Mike: The biggest difference is probably that there are just more kids skateboarding. Its more popular. I’ve noticed more little kids at our events and more parents involved, which is pretty cool. Skateboarding isn’t as rebellious as it was when we started, and although I personally kind of miss that it’s helped legitimize what we do so I guess that’s a good thing.
Gavin: What's your opinion on the way skateboarding is handled by the city and state?
Mike: My personal opinion as to how the city and state handles skateboarding varies and would require a 10,000 word blog to explain it, so I’ll try to be brief. When I started skating there was no such thing as a skatepark and we were treated just like vandals spray painting graffiti (a lot of us did graffiti too though). Some how skateboarding got popular and marketable and there have been good things and bad things that have happened. The best example is the skate parks. The local bureaucrats are now willing to shell out tax dollars for parks which is great, but sometimes they build them wrong or not as good as they should be. That’s the easiest way I can sum it up. But on a personal level I’ve paid way to many skateboarding tickets (just like traffic tickets but for doing something harmless and fun) to really gain the respect of the city and state in regards to skateboarding.
Gavin: Is there anything you wish you could change?
Mike: There’s about a billion things I wish I could change but over all skateboarding in Salt Lake City is great right now. I’ve always tried to have the mind set that if you don’t like something don’t complain, do something about it. Instead of complaining about how there’s no good skate spots in Salt Lake, build your own! That’s one thing SLUG lets me do with the contests and its awesome.
Gavin: What's your take, both good and bad, on the way "extreme sports" are presented nowadays with the X-Games and time on ESPN?
Mike: The popularity of extreme sports have always gone in waves and right now as far as that goes I think we are on the way down or that it’s plateaued.

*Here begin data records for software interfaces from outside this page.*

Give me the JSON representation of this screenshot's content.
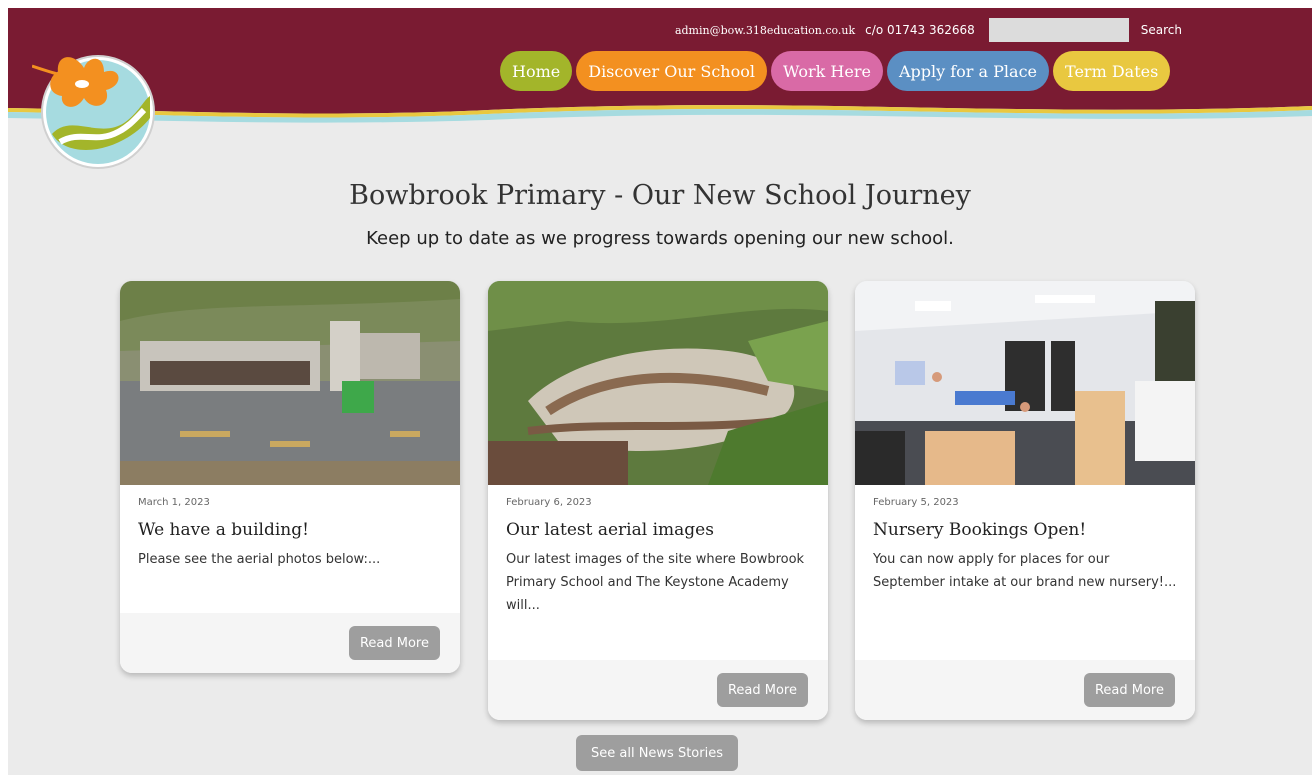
{
  "header": {
    "email": "admin@bow.318education.co.uk",
    "phone": "c/o 01743 362668",
    "search_placeholder": "",
    "search_label": "Search",
    "colors": {
      "brand": "#7a1b32"
    }
  },
  "nav": [
    {
      "label": "Home",
      "color": "#a3b52a"
    },
    {
      "label": "Discover Our School",
      "color": "#f39020"
    },
    {
      "label": "Work Here",
      "color": "#d96aa6"
    },
    {
      "label": "Apply for a Place",
      "color": "#5b8fc3"
    },
    {
      "label": "Term Dates",
      "color": "#e9c840"
    }
  ],
  "hero": {
    "title": "Bowbrook Primary - Our New School Journey",
    "subtitle": "Keep up to date as we progress towards opening our new school."
  },
  "cards": [
    {
      "date": "March 1, 2023",
      "title": "We have a building!",
      "excerpt": "Please see the aerial photos below:...",
      "button": "Read More",
      "image": "aerial photo of school building under construction"
    },
    {
      "date": "February 6, 2023",
      "title": "Our latest aerial images",
      "excerpt": "Our latest images of the site where Bowbrook Primary School and The Keystone Academy will...",
      "button": "Read More",
      "image": "aerial photo of construction site among fields"
    },
    {
      "date": "February 5, 2023",
      "title": "Nursery Bookings Open!",
      "excerpt": "You can now apply for places for our September intake at our brand new nursery!...",
      "button": "Read More",
      "image": "rendering of nursery classroom interior"
    }
  ],
  "see_all_label": "See all News Stories"
}
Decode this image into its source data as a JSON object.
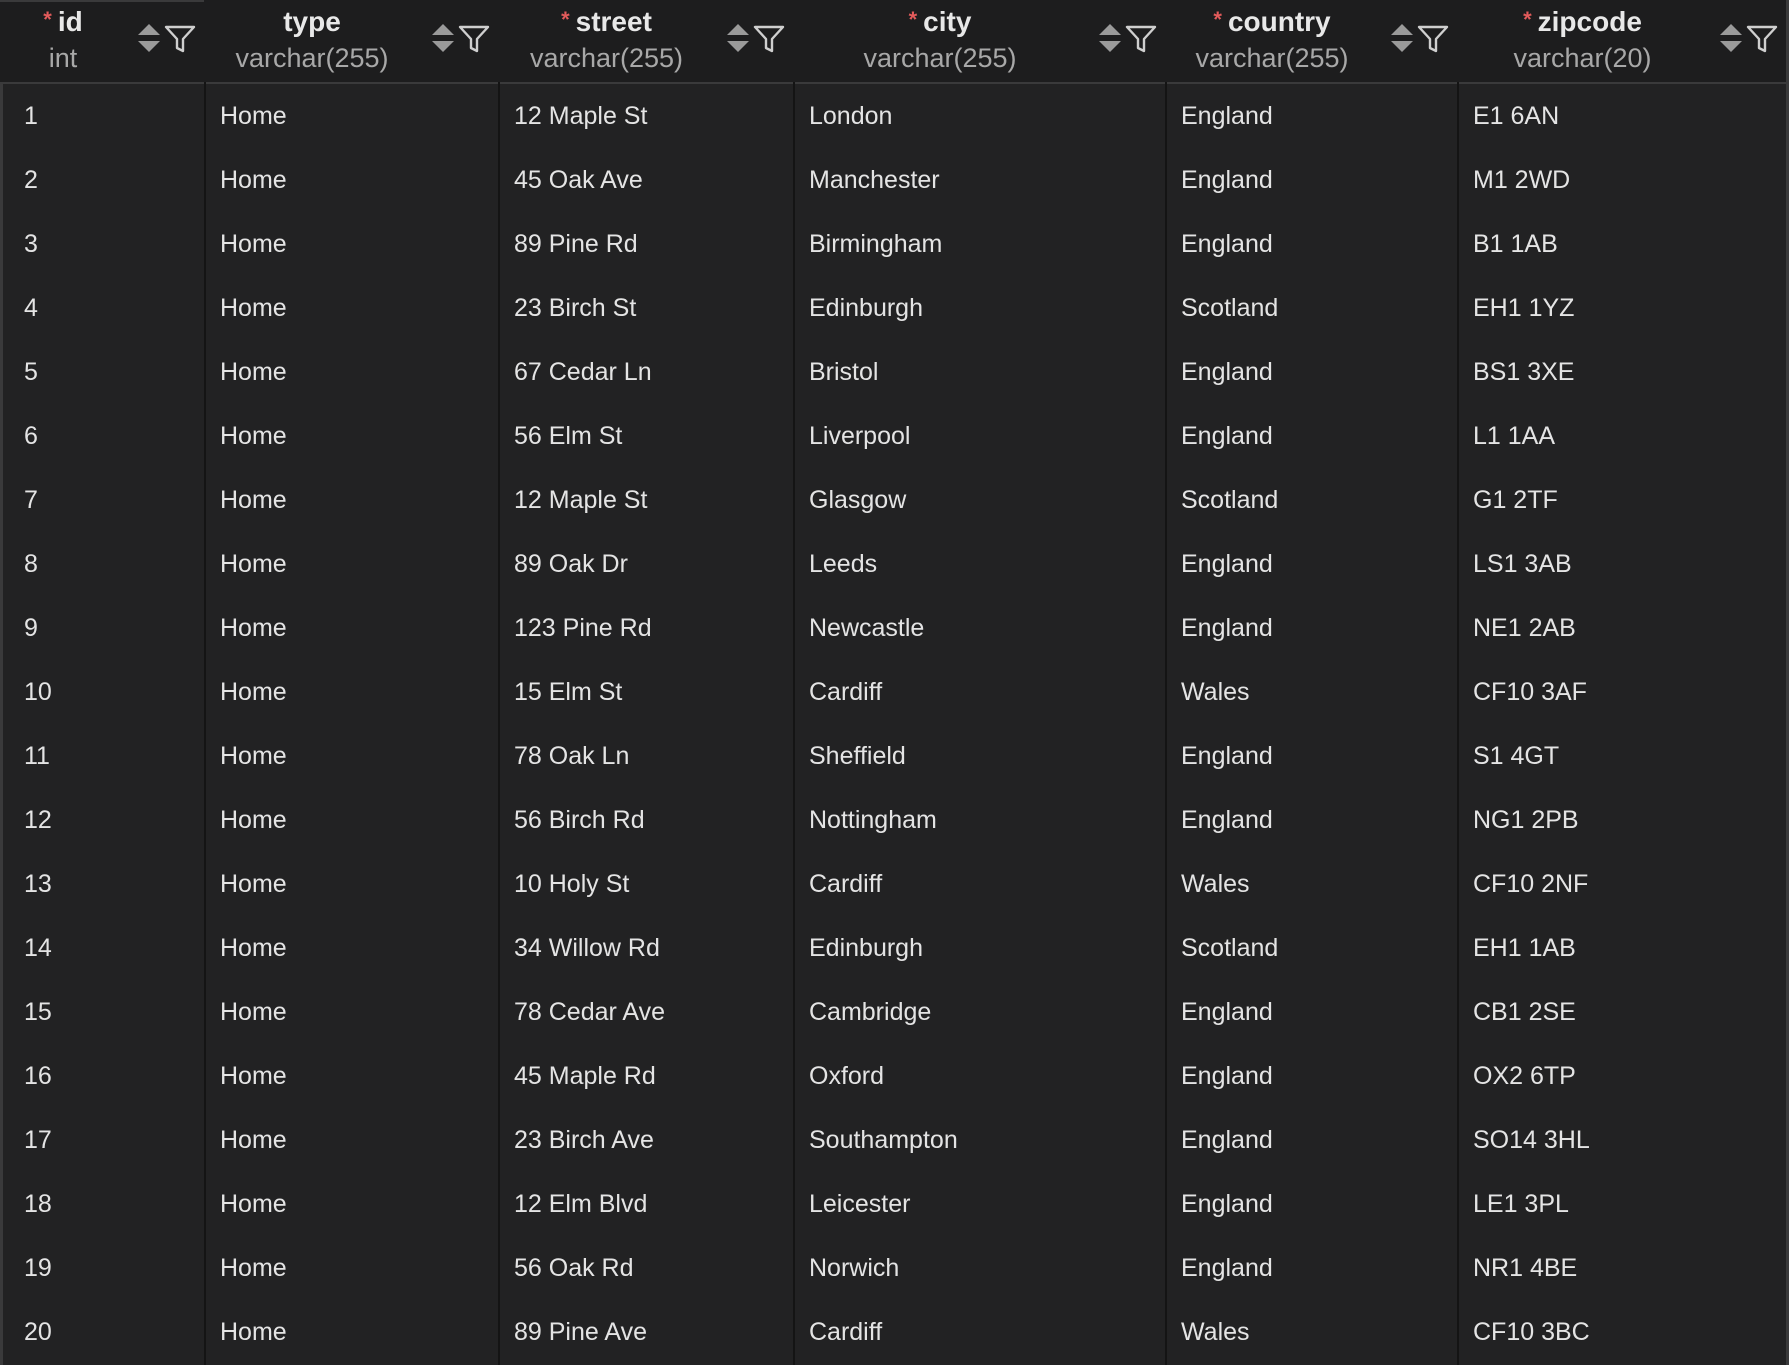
{
  "colors": {
    "background": "#222223",
    "header_background": "#1d1d1e",
    "required_marker": "#e25b5b",
    "text": "#e4e4e4",
    "type_text": "#a8a8a8"
  },
  "columns": [
    {
      "key": "id",
      "name": "id",
      "type": "int",
      "required": true,
      "required_marker": "*"
    },
    {
      "key": "type",
      "name": "type",
      "type": "varchar(255)",
      "required": false,
      "required_marker": ""
    },
    {
      "key": "street",
      "name": "street",
      "type": "varchar(255)",
      "required": true,
      "required_marker": "*"
    },
    {
      "key": "city",
      "name": "city",
      "type": "varchar(255)",
      "required": true,
      "required_marker": "*"
    },
    {
      "key": "country",
      "name": "country",
      "type": "varchar(255)",
      "required": true,
      "required_marker": "*"
    },
    {
      "key": "zipcode",
      "name": "zipcode",
      "type": "varchar(20)",
      "required": true,
      "required_marker": "*"
    }
  ],
  "rows": [
    {
      "id": "1",
      "type": "Home",
      "street": "12 Maple St",
      "city": "London",
      "country": "England",
      "zipcode": "E1 6AN"
    },
    {
      "id": "2",
      "type": "Home",
      "street": "45 Oak Ave",
      "city": "Manchester",
      "country": "England",
      "zipcode": "M1 2WD"
    },
    {
      "id": "3",
      "type": "Home",
      "street": "89 Pine Rd",
      "city": "Birmingham",
      "country": "England",
      "zipcode": "B1 1AB"
    },
    {
      "id": "4",
      "type": "Home",
      "street": "23 Birch St",
      "city": "Edinburgh",
      "country": "Scotland",
      "zipcode": "EH1 1YZ"
    },
    {
      "id": "5",
      "type": "Home",
      "street": "67 Cedar Ln",
      "city": "Bristol",
      "country": "England",
      "zipcode": "BS1 3XE"
    },
    {
      "id": "6",
      "type": "Home",
      "street": "56 Elm St",
      "city": "Liverpool",
      "country": "England",
      "zipcode": "L1 1AA"
    },
    {
      "id": "7",
      "type": "Home",
      "street": "12 Maple St",
      "city": "Glasgow",
      "country": "Scotland",
      "zipcode": "G1 2TF"
    },
    {
      "id": "8",
      "type": "Home",
      "street": "89 Oak Dr",
      "city": "Leeds",
      "country": "England",
      "zipcode": "LS1 3AB"
    },
    {
      "id": "9",
      "type": "Home",
      "street": "123 Pine Rd",
      "city": "Newcastle",
      "country": "England",
      "zipcode": "NE1 2AB"
    },
    {
      "id": "10",
      "type": "Home",
      "street": "15 Elm St",
      "city": "Cardiff",
      "country": "Wales",
      "zipcode": "CF10 3AF"
    },
    {
      "id": "11",
      "type": "Home",
      "street": "78 Oak Ln",
      "city": "Sheffield",
      "country": "England",
      "zipcode": "S1 4GT"
    },
    {
      "id": "12",
      "type": "Home",
      "street": "56 Birch Rd",
      "city": "Nottingham",
      "country": "England",
      "zipcode": "NG1 2PB"
    },
    {
      "id": "13",
      "type": "Home",
      "street": "10 Holy St",
      "city": "Cardiff",
      "country": "Wales",
      "zipcode": "CF10 2NF"
    },
    {
      "id": "14",
      "type": "Home",
      "street": "34 Willow Rd",
      "city": "Edinburgh",
      "country": "Scotland",
      "zipcode": "EH1 1AB"
    },
    {
      "id": "15",
      "type": "Home",
      "street": "78 Cedar Ave",
      "city": "Cambridge",
      "country": "England",
      "zipcode": "CB1 2SE"
    },
    {
      "id": "16",
      "type": "Home",
      "street": "45 Maple Rd",
      "city": "Oxford",
      "country": "England",
      "zipcode": "OX2 6TP"
    },
    {
      "id": "17",
      "type": "Home",
      "street": "23 Birch Ave",
      "city": "Southampton",
      "country": "England",
      "zipcode": "SO14 3HL"
    },
    {
      "id": "18",
      "type": "Home",
      "street": "12 Elm Blvd",
      "city": "Leicester",
      "country": "England",
      "zipcode": "LE1 3PL"
    },
    {
      "id": "19",
      "type": "Home",
      "street": "56 Oak Rd",
      "city": "Norwich",
      "country": "England",
      "zipcode": "NR1 4BE"
    },
    {
      "id": "20",
      "type": "Home",
      "street": "89 Pine Ave",
      "city": "Cardiff",
      "country": "Wales",
      "zipcode": "CF10 3BC"
    }
  ],
  "icons": {
    "sort": "sort-icon",
    "filter": "filter-icon"
  }
}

It’s good that pros can make a legitimate living doing what they love, but it’s bad that corporate people who once viewed us as vandalizing trouble makers now wanna cash in and make a buck off of what we’ve been doing all along, you know who you are! But I guess it’s that way with a lot of things. It happened to punk rock, it can happen with anything.
Gavin: Is there anything you think could be done to make it better?
Mike: I have no idea what could make things better other than me not worrying about the kind of stuff I can’t control too much. Just trying to focus on making my events how I want them.
Gavin: Do you see anything on the horizon changing for skateboarding, or do you think things will remain the same for a few more years?
Mike: Other than the silly fashion trends that seem to go in and out of skateboard culture I don’t forecast too much changing. I think it will stay popular for a while because of all the skateparks we have now. There’s no excuse not to skate now. But I do foresee the big baggy raver pants coming back, I don’t know why but I think its gonna happen.
Gavin: What can we expect from Summer Of Death the rest of the year?
Mike: I don’t like to divulge too much info about what we do, I don’t want anyone biting my style. But we do have another comp on August 16th, check the website for details!
Gavin: Is there anything you'd like to plug?
Mike: Yeah I’ll plug SLUG, our MySpace page, and my monthly column that doesn’t get plugged enough but read it and let me know what you think! I’ll plug myself at firstname.lastname@example.org. And I might as well plug my eBay store to try to hustle some stuff, Big Air Bargain Bin. And all our Summer Of Death sponsors and all the local shops that keep skateboarding alive and breathing in Salt Lake, we can’t do this cool stuff without you guys! So support your local shred shop and Skate Or Die.